Print only the lines from the one with "Read all visible content and emit it as JSON." through the end of the data, exactly, and please omit pictures.

----------------------------------------

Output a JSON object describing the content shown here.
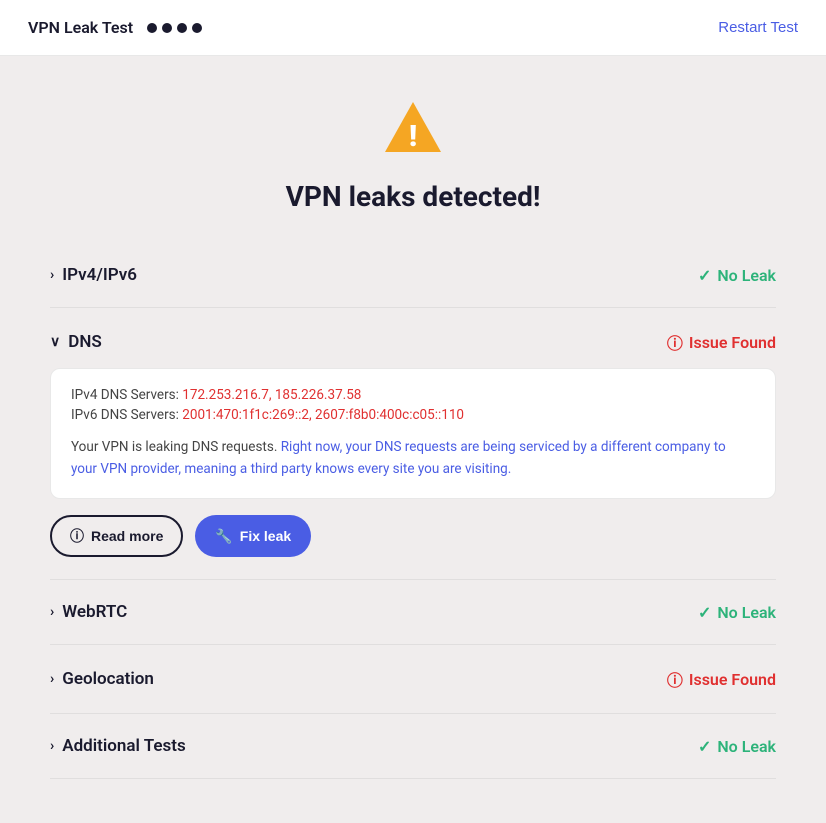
{
  "header": {
    "title": "VPN Leak Test",
    "restart_label": "Restart Test"
  },
  "hero": {
    "title": "VPN leaks detected!"
  },
  "sections": [
    {
      "id": "ipv4ipv6",
      "label": "IPv4/IPv6",
      "status": "no-leak",
      "status_label": "No Leak",
      "expanded": false
    },
    {
      "id": "dns",
      "label": "DNS",
      "status": "issue",
      "status_label": "Issue Found",
      "expanded": true,
      "dns_ipv4_label": "IPv4 DNS Servers:",
      "dns_ipv4_values": "172.253.216.7, 185.226.37.58",
      "dns_ipv6_label": "IPv6 DNS Servers:",
      "dns_ipv6_values": "2001:470:1f1c:269::2, 2607:f8b0:400c:c05::110",
      "description_plain": "Your VPN is leaking DNS requests. ",
      "description_highlight": "Right now, your DNS requests are being serviced by a different company to your VPN provider, meaning a third party knows every site you are visiting.",
      "read_more_label": "Read more",
      "fix_leak_label": "Fix leak"
    },
    {
      "id": "webrtc",
      "label": "WebRTC",
      "status": "no-leak",
      "status_label": "No Leak",
      "expanded": false
    },
    {
      "id": "geolocation",
      "label": "Geolocation",
      "status": "issue",
      "status_label": "Issue Found",
      "expanded": false
    },
    {
      "id": "additional",
      "label": "Additional Tests",
      "status": "no-leak",
      "status_label": "No Leak",
      "expanded": false
    }
  ]
}
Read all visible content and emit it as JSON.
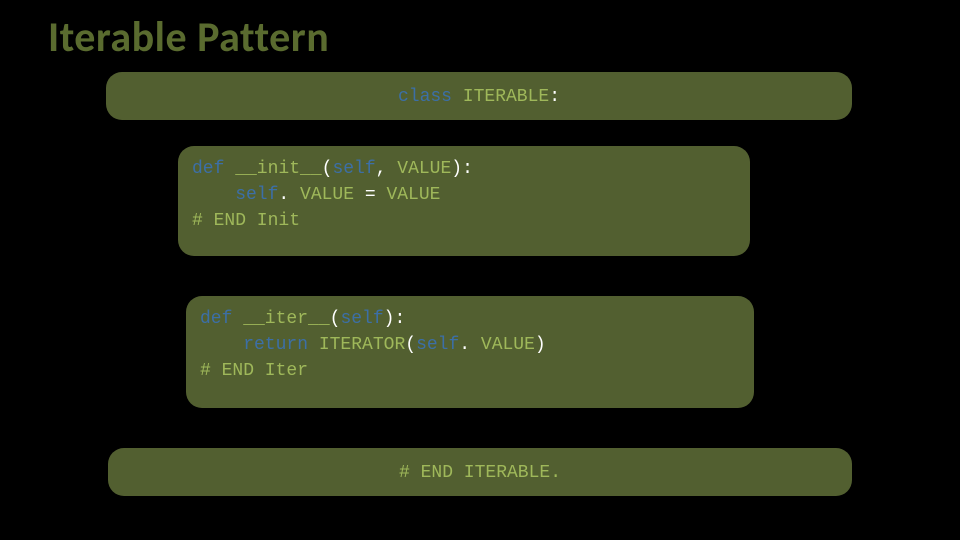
{
  "title": "Iterable Pattern",
  "classBox": {
    "keyword": "class",
    "name": "ITERABLE",
    "colon": ":"
  },
  "initBox": {
    "l1_def": "def",
    "l1_name": " __init__",
    "l1_open": "(",
    "l1_self": "self",
    "l1_comma": ", ",
    "l1_param": "VALUE",
    "l1_close": "):",
    "l2_self": "    self",
    "l2_dot": ". ",
    "l2_lhs": "VALUE",
    "l2_eq": " = ",
    "l2_rhs": "VALUE",
    "l3": "# END Init"
  },
  "iterBox": {
    "l1_def": "def",
    "l1_name": " __iter__",
    "l1_open": "(",
    "l1_self": "self",
    "l1_close": "):",
    "l2_ret": "    return",
    "l2_fn": " ITERATOR",
    "l2_open": "(",
    "l2_self": "self",
    "l2_dot": ". ",
    "l2_val": "VALUE",
    "l2_close": ")",
    "l3": "# END Iter"
  },
  "endBox": {
    "text": "# END ITERABLE."
  }
}
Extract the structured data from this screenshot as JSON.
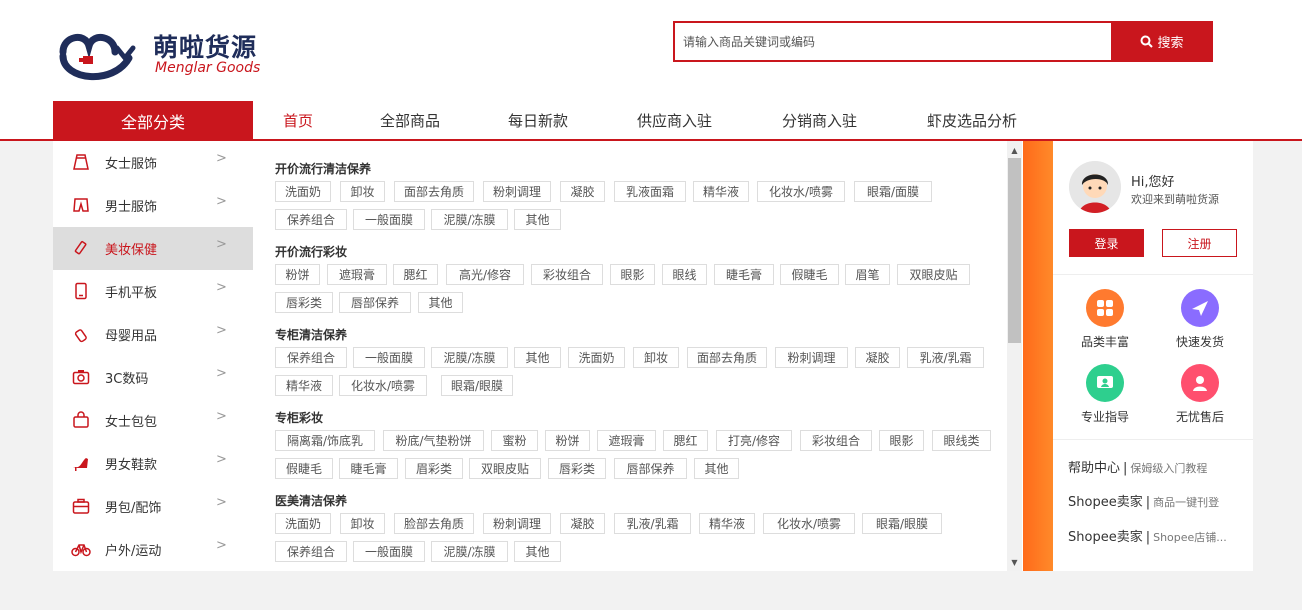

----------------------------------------

▸ Your response
Read all visible content and emit it as JSON.
{
  "title": "Iterable Pattern",
  "classBox": {
    "keyword": "class",
    "name": "ITERABLE",
    "colon": ":"
  },
  "initBox": {
    "l1_def": "def",
    "l1_name": " __init__",
    "l1_open": "(",
    "l1_self": "self",
    "l1_comma": ", ",
    "l1_param": "VALUE",
    "l1_close": "):",
    "l2_self": "    self",
    "l2_dot": ". ",
    "l2_lhs": "VALUE",
    "l2_eq": " = ",
    "l2_rhs": "VALUE",
    "l3": "# END Init"
  },
  "iterBox": {
    "l1_def": "def",
    "l1_name": " __iter__",
    "l1_open": "(",
    "l1_self": "self",
    "l1_close": "):",
    "l2_ret": "    return",
    "l2_fn": " ITERATOR",
    "l2_open": "(",
    "l2_self": "self",
    "l2_dot": ". ",
    "l2_val": "VALUE",
    "l2_close": ")",
    "l3": "# END Iter"
  },
  "endBox": {
    "text": "# END ITERABLE."
  }
}
Extract the structured data from this screenshot as JSON.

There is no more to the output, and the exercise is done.